Abso-bloody bonkers. That’s probably the easiest way to describe Netflix drama The OA.
What’s more, Part II of this dimension-hopping interpretive dance story from creators Brit Marling and Zal Batmanglij is even stranger than the first.
Initially, the plot sounds simple enough – well, simple for The OA. After being shot at the end of season one, Prairie Johnson (The OA/Original Angel played by Marling) wakes up in an alternate dimension, where she discovers she has had a completely different life as a Russian heiress.
How? Well, it’s impossible to say without stumbling into major spoiler territory. Just like season one, the viewer knows so little about The OA’s reality that each small twist completely alters the understanding of its universe. A huge part of the fun comes with fumbling in the dark until a light unexpectedly appears to illuminate a key plot point.
But the pay-off only works if you go in blind.
Rest assured, however, The OA Part II delivers even more ambitious visuals than those that defined the show’s first run (yes, that means sequences even bolder than Prairie chomping down on a bird in an interdimensional plane à la season one).

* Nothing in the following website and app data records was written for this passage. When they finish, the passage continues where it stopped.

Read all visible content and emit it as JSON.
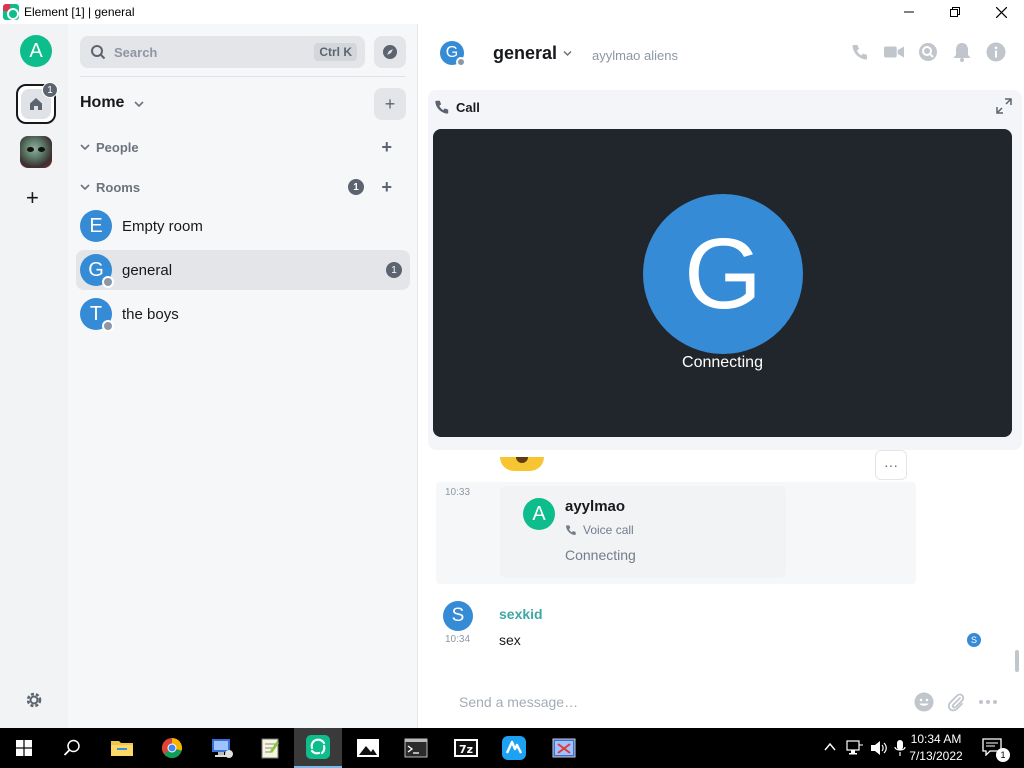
{
  "window": {
    "title": "Element [1] | general"
  },
  "spaces": {
    "user_initial": "A",
    "home_badge": "1",
    "add_label": "+"
  },
  "roomlist": {
    "search_label": "Search",
    "search_shortcut": "Ctrl K",
    "home_title": "Home",
    "add_label": "+",
    "sections": {
      "people": "People",
      "rooms": "Rooms",
      "rooms_badge": "1"
    },
    "rooms": [
      {
        "initial": "E",
        "name": "Empty room"
      },
      {
        "initial": "G",
        "name": "general",
        "badge": "1"
      },
      {
        "initial": "T",
        "name": "the boys"
      }
    ]
  },
  "room": {
    "initial": "G",
    "name": "general",
    "topic": "ayylmao aliens"
  },
  "call": {
    "label": "Call",
    "avatar_initial": "G",
    "status": "Connecting"
  },
  "timeline": {
    "more_label": "···",
    "msg1": {
      "time": "10:33",
      "initial": "A",
      "sender": "ayylmao",
      "call_type": "Voice call",
      "call_status": "Connecting"
    },
    "msg2": {
      "time": "10:34",
      "initial": "S",
      "sender": "sexkid",
      "body": "sex",
      "receipt_initial": "S"
    }
  },
  "composer": {
    "placeholder": "Send a message…"
  },
  "taskbar": {
    "time": "10:34 AM",
    "date": "7/13/2022",
    "notification_count": "1"
  },
  "colors": {
    "accent": "#0dbd8b",
    "avatar_blue": "#368bd6",
    "call_bg": "#21262c",
    "sender_teal": "#3fa7a7"
  }
}
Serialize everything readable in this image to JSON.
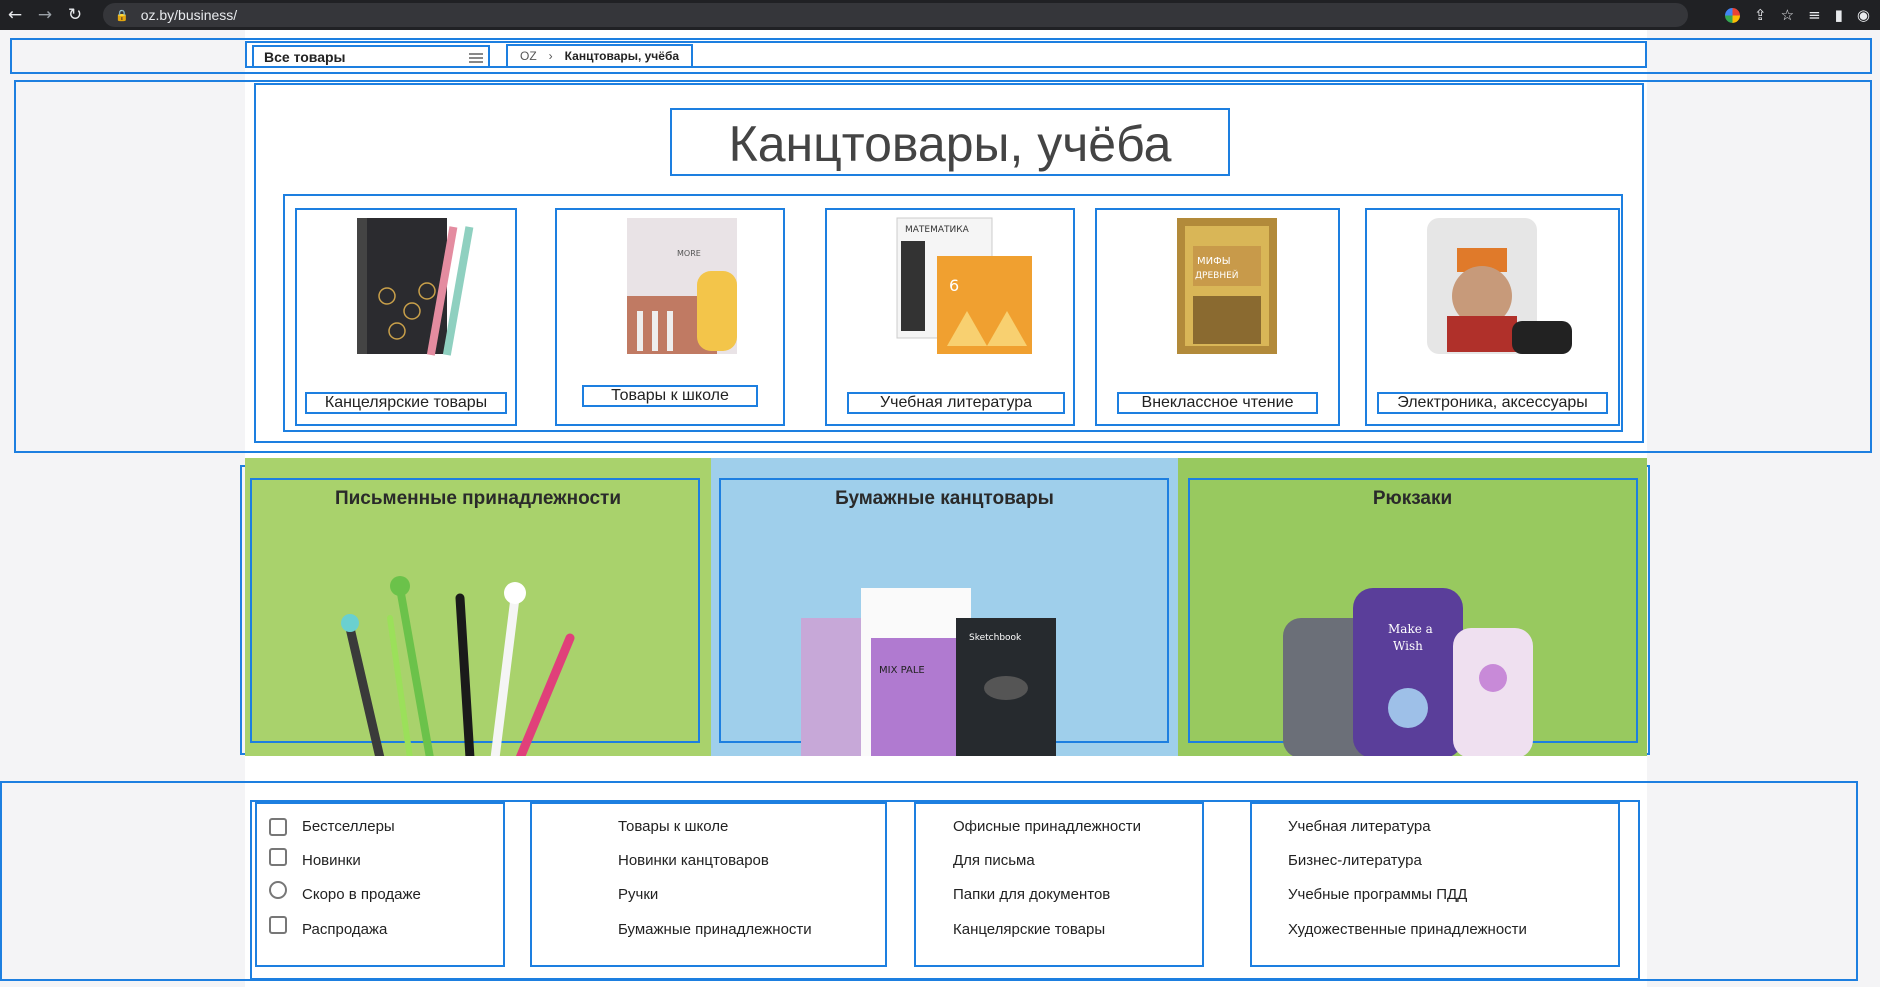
{
  "browser": {
    "url": "oz.by/business/",
    "back_icon": "arrow-left-icon",
    "forward_icon": "arrow-right-icon",
    "reload_icon": "reload-icon"
  },
  "topbar": {
    "all_goods": "Все товары",
    "breadcrumb_home": "OZ",
    "breadcrumb_sep": "›",
    "breadcrumb_current": "Канцтовары, учёба"
  },
  "hero": {
    "title": "Канцтовары, учёба"
  },
  "categories": [
    {
      "label": "Канцелярские товары"
    },
    {
      "label": "Товары к школе"
    },
    {
      "label": "Учебная литература"
    },
    {
      "label": "Внеклассное чтение"
    },
    {
      "label": "Электроника, аксессуары"
    }
  ],
  "banners": [
    {
      "title": "Письменные принадлежности",
      "color": "#a9d26c"
    },
    {
      "title": "Бумажные канцтовары",
      "color": "#9fcfeb"
    },
    {
      "title": "Рюкзаки",
      "color": "#98c95f"
    }
  ],
  "links": {
    "col1": [
      "Бестселлеры",
      "Новинки",
      "Скоро в продаже",
      "Распродажа"
    ],
    "col2": [
      "Товары к школе",
      "Новинки канцтоваров",
      "Ручки",
      "Бумажные принадлежности"
    ],
    "col3": [
      "Офисные принадлежности",
      "Для письма",
      "Папки для документов",
      "Канцелярские товары"
    ],
    "col4": [
      "Учебная литература",
      "Бизнес-литература",
      "Учебные программы ПДД",
      "Художественные принадлежности"
    ]
  }
}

Brit Marling and Kingsley Ben-Adir in The OA (Netflix)
One standout moment in The OA’s second season, which also involves an unexpected animal, isn’t just stranger than any moment in the first season; it’s probably the weirdest thing you’ll see on screen this year.
By the mid-point of Part II, the hallucinogenic highs come in quick succession, leaving you fully intoxicated by the surrealist imagery delving into time distortions, dimensions and the nature of consciousness.
Even better, for the first time it really feels as though The OA’s stream of psychoactive visuals are moving towards a final destination. On occasion during the show’s first season it felt that some of the more surreal sequences, particularly those depicting Near Death Experiences, were a classic case of style over substance – an entertaining but ultimately pointless dream. However, in season two it doesn’t take long for the dots to be drawn in what is clearly a well thought out story.
This isn’t another Lost. There is method in The OA’s madness.
Jason Isaacs in The OA (Netflix)
As Jason Isaacs, who reprises his role as troubled scientist Dr ‘Hap’ Hunter, recently told RadioTimes.com when discussing the show’s planned five season arc: “You’re clearly in the safe hands of people who have a puzzle, a labyrinth. [Marling and Batmanglij] have every piece in the jigsaw and they’re building it very carefully.”
Once again, Isaacs’ character is integral to the puzzle: Dr Hunter’s drive to unearth the truth by any means makes him the most interesting and multi-dimensional figure in The OA. Isaacs must take huge credit here for bringing believable depth to what is essentially a mad scientist.
Kingsley Ben-Adir in The OA (Netflix)
There are also some brilliant new additions to the cast, most notably Kingsley Ben-Adir as Karim Washington, a private detective on the hunt for a missing girl. Although we know virtually nothing about his back story (at least in the six episodes available for preview), Washington is likeable enough to carry his own unconnected plotline – well, one which seems unconnected at first.
However, despite the highs of intriguing new characters and plotlines, The OA also delivers a huge and incredibly frustrating comedown.
Just when the main storylines of Prairie, Karim and Dr Hunter gain momentum, the action shifts to teacher BBA (Phyllis Smith from The US Office) and the school kids – Steve (Patrick Gibson), Jesse (Brendan Meyer), French (Brandon Perea) and Buck (Ian Alexander) – the so-called ‘disciples’ from season one. And they’re really not up to a lot.
While the other characters of season two pull the show into exciting new inter-dimensional, consciousness-hopping territory, BBA and the kids tether the show to its past, bringing the story to a standstill by mulling over the events of season one.
Patrick Gibson (Steve), Phyllis Smith (BBA) and Brendan Meyer (Jesse in The OA season 2)Netflix
Worse still, we’re not given many reasons to care about them. It doesn’t help it’s been almost two and half years since we saw BBA and the gang on screen, but it can feel frustrating that these two-dimensional characters are given so much screen time – almost two hours out of the first six – when so much is happening elsewhere.
Steve, perhaps the most layered character of this group, doesn’t develop from the morally ambiguous angry teen we saw in season one. Instead, there’s an uncompelling storyline about one character’s loneliness, and another lengthy subplot concerning one of the teens enjoying a one-night stand.
These slow-burning storylines aren’t handled badly in themselves, but they feel out of place alongside a groundbreaking plot involving metaphysics and the secrets of the afterlife.
In fact, the chapters following the disciples are reminiscent of the seventh episode of Stranger Things 2 – the instalment that diverted viewers away from a Demodog attack and into a story of Eleven and a rogue band of psychics. But while this episode was criticised for killing the flow of the show, at least it still featured a compelling lead in Eleven.
The teens and BBA in The OA by contrast are missing their own mysterious psychic; Prairie is off on bigger adventures. Without her, all the time with the disciples seems purposeless – and extremely annoying.